“I think we need anti-depressants”
Forced Entertainment’s latest offering is an innovative, visually stunning experiment in digital collage and sound. The piece is presented as a hybrid of live radio play and a ‘graphic novel come to life’. Richard Lowdon’s minimal recording studio is atmospheric without being distracting. Four voice actors are individually spot-lit and equipped with desks, scripts, microphones and a mixing desk. Overhead, Tim Etchell’s haunting animation draws the eye away from the voices at the desks. Crafted from ‘hack-saw pictures’, Flickr finds black and white snapshots; Etchell’s digital collage envisions a fractured dystopian landscape made from fractions of fractured cities. ‘Void Story’ is a contemporary fable of the epic misfortunes of two protagonists, struggling to survive in a cruel, broken society. The tale is fraught with danger, gore, and extreme, motiveless violence but most striking of all is the sinister apathy with which both victims and aggressors approach the nightmare events of the plot. At one point a small child blackmails Jackson, threatening to invent a story of sexual assault, unless he takes him to a funfair and agrees to “pay for EVERYTHING!” These darkly comic elements suggest a satire of our own corrupt, mercenary society.

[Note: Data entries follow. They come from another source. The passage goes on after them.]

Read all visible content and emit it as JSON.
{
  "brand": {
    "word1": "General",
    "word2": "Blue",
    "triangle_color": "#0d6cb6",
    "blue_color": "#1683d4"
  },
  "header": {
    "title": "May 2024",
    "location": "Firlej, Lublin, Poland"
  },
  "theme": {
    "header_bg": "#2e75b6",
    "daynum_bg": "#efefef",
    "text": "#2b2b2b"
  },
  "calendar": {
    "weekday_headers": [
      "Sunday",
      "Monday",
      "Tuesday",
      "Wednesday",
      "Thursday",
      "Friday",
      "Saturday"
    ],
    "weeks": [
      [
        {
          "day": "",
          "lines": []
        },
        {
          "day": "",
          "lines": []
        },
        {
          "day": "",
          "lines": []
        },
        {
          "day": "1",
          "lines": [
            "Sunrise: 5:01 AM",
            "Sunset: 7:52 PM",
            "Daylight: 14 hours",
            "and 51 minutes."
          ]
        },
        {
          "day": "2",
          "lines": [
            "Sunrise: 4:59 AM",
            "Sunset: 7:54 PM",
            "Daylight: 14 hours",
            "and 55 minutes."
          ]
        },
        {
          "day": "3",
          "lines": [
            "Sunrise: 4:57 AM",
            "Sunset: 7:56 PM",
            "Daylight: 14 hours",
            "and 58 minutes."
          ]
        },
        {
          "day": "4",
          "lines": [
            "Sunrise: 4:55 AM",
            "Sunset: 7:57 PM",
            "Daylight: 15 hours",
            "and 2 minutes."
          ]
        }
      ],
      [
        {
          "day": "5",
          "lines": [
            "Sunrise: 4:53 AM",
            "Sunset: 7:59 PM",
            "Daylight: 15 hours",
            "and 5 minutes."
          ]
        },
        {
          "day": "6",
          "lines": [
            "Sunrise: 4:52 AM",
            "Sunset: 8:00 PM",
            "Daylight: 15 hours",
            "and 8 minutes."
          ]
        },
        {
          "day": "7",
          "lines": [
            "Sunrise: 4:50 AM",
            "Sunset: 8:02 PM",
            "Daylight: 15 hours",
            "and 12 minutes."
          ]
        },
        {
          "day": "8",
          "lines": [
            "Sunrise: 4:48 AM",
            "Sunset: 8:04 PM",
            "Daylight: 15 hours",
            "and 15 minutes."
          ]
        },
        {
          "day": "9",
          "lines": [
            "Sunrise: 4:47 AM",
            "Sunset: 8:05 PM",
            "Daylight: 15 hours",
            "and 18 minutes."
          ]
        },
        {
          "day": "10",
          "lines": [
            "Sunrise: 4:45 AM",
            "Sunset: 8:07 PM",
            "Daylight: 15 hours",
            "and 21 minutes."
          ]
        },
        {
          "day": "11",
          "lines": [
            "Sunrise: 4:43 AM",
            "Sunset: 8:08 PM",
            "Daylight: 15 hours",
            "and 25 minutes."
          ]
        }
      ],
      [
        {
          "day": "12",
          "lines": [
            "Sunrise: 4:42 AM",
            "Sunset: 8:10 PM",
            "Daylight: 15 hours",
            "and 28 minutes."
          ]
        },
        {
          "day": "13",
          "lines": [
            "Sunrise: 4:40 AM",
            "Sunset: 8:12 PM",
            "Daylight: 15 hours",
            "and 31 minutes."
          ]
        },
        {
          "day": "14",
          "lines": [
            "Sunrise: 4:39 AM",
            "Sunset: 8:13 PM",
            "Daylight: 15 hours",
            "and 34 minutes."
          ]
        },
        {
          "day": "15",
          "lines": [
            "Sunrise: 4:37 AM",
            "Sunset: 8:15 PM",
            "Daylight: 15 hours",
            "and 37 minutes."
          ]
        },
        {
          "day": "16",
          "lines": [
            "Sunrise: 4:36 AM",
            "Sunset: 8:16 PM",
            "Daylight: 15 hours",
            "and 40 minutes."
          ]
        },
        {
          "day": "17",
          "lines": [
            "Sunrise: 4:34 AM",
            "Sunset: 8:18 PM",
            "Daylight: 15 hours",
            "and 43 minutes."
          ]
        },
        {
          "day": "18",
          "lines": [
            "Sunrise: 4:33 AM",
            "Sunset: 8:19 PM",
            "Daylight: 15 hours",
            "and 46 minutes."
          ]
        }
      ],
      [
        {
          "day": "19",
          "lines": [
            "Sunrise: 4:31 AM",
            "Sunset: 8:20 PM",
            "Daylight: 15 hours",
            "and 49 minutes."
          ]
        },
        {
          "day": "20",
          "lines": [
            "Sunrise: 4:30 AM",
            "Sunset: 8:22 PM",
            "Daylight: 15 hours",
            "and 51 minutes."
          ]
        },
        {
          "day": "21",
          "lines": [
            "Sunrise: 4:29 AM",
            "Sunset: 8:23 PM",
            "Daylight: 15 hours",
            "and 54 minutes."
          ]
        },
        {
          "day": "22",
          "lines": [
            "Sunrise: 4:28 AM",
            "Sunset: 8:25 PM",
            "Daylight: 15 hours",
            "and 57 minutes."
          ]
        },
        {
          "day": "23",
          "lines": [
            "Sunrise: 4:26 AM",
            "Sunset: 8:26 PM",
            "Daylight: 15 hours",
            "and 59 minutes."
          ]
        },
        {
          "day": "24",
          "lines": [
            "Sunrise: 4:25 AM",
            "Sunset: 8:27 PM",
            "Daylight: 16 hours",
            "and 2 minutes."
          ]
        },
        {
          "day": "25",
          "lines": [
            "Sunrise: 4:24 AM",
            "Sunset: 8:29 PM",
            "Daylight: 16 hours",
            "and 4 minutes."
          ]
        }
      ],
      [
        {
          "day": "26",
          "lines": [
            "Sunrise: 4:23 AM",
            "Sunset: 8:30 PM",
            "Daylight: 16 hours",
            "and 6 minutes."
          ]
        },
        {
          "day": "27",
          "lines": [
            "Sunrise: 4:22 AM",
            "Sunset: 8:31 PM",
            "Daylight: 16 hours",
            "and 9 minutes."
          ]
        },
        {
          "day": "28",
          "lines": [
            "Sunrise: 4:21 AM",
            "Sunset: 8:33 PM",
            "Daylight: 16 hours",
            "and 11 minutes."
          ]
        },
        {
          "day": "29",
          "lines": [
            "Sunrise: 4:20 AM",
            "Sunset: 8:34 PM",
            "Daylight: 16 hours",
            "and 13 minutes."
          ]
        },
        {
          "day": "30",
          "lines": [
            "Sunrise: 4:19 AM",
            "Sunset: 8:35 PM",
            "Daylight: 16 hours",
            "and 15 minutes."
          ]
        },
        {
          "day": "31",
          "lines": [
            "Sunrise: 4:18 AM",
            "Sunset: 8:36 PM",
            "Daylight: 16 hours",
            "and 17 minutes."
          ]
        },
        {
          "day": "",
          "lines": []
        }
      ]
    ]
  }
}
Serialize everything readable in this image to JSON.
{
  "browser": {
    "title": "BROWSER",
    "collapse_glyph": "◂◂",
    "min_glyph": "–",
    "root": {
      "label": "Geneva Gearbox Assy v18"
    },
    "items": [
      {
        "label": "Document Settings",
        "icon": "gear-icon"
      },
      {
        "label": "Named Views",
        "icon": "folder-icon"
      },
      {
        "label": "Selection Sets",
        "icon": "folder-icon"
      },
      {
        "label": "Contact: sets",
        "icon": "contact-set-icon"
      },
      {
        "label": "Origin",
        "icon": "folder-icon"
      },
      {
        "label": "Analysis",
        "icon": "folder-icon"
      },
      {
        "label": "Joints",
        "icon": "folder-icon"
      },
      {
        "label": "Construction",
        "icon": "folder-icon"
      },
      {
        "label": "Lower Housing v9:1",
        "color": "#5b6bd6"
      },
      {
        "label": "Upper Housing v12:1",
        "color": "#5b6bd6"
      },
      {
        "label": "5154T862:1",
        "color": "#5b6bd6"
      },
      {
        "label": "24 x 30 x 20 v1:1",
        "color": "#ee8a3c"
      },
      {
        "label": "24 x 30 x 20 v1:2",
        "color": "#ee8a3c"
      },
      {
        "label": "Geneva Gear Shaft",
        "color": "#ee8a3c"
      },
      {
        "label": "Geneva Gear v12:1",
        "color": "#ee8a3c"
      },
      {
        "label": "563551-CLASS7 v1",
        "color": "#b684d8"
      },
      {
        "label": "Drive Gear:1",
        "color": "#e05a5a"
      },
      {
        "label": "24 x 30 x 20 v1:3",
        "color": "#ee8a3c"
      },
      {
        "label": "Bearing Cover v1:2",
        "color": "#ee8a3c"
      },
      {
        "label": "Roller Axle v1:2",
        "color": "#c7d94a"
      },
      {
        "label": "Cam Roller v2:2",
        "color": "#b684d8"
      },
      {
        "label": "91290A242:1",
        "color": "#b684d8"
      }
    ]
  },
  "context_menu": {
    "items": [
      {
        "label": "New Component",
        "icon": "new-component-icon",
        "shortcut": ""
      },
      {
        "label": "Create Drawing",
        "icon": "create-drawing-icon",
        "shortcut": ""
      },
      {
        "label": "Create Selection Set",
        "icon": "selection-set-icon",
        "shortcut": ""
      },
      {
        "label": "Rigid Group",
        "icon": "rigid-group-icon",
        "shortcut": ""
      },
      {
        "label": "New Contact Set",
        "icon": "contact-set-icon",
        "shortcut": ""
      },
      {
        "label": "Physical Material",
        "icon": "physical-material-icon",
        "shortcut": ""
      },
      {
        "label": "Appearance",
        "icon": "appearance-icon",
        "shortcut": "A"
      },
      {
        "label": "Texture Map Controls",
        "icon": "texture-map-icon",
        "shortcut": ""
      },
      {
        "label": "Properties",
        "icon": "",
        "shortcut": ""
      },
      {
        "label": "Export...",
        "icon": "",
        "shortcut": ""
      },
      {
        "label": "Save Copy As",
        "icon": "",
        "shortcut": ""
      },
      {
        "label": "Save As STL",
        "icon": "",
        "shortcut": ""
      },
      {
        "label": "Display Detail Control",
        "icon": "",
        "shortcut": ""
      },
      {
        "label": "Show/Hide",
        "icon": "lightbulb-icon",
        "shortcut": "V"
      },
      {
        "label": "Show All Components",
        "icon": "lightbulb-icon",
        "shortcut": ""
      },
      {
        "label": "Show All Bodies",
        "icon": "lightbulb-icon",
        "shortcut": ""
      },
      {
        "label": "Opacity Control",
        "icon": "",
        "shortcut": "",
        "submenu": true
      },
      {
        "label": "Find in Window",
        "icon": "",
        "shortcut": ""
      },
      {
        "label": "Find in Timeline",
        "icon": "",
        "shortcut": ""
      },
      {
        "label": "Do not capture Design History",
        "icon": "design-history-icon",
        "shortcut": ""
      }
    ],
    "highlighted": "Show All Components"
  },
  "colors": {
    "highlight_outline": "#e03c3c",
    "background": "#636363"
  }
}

Robin Arthur, Richard Lowdon, Cathy Naden and Terry O’Connor’s voice-acting seems to mock the unconvincing emotions of plummy actors, delivering despair and pain with tones ranging from deadpan to moderate surprise, but few expressions of realistic misery. Along with cartoonish ‘falling-down-a-deep-well’ screaming, this was a hit and miss stylistic choice that served sometimes only to make a joke that fell a little short of the mark. Despite ‘Void Story’ being a comparatively short Forced Entertainment show at an hour and twenty minutes, the epic nature of Kim and Jackson’s journey through sewers, a haunted hotel, wild forests, a nightmarish funfair, deserted housing estates, ganglands, and filthy alleys, begins to drag a little after an hour. The events had the same haphazard patchwork feel as the images which, as a narrative, is difficult to sustain if consistent with the visual concept. However, that concept is a fascinating exploration of the possibilities of media in performance, and the overall result is a brilliant cinematic experience. John Avery’s music is chillingly reminiscent of something from a David Firth animation, the perfect thing to match Etchell’s bleak urban wastes and reconstituted human faces. In truth, there is little to criticise about ‘Void Story’. Once again these international innovators in theatre-making have brought us a fresh and exciting piece that challenges generic boundaries and unpicks the conventions of performance.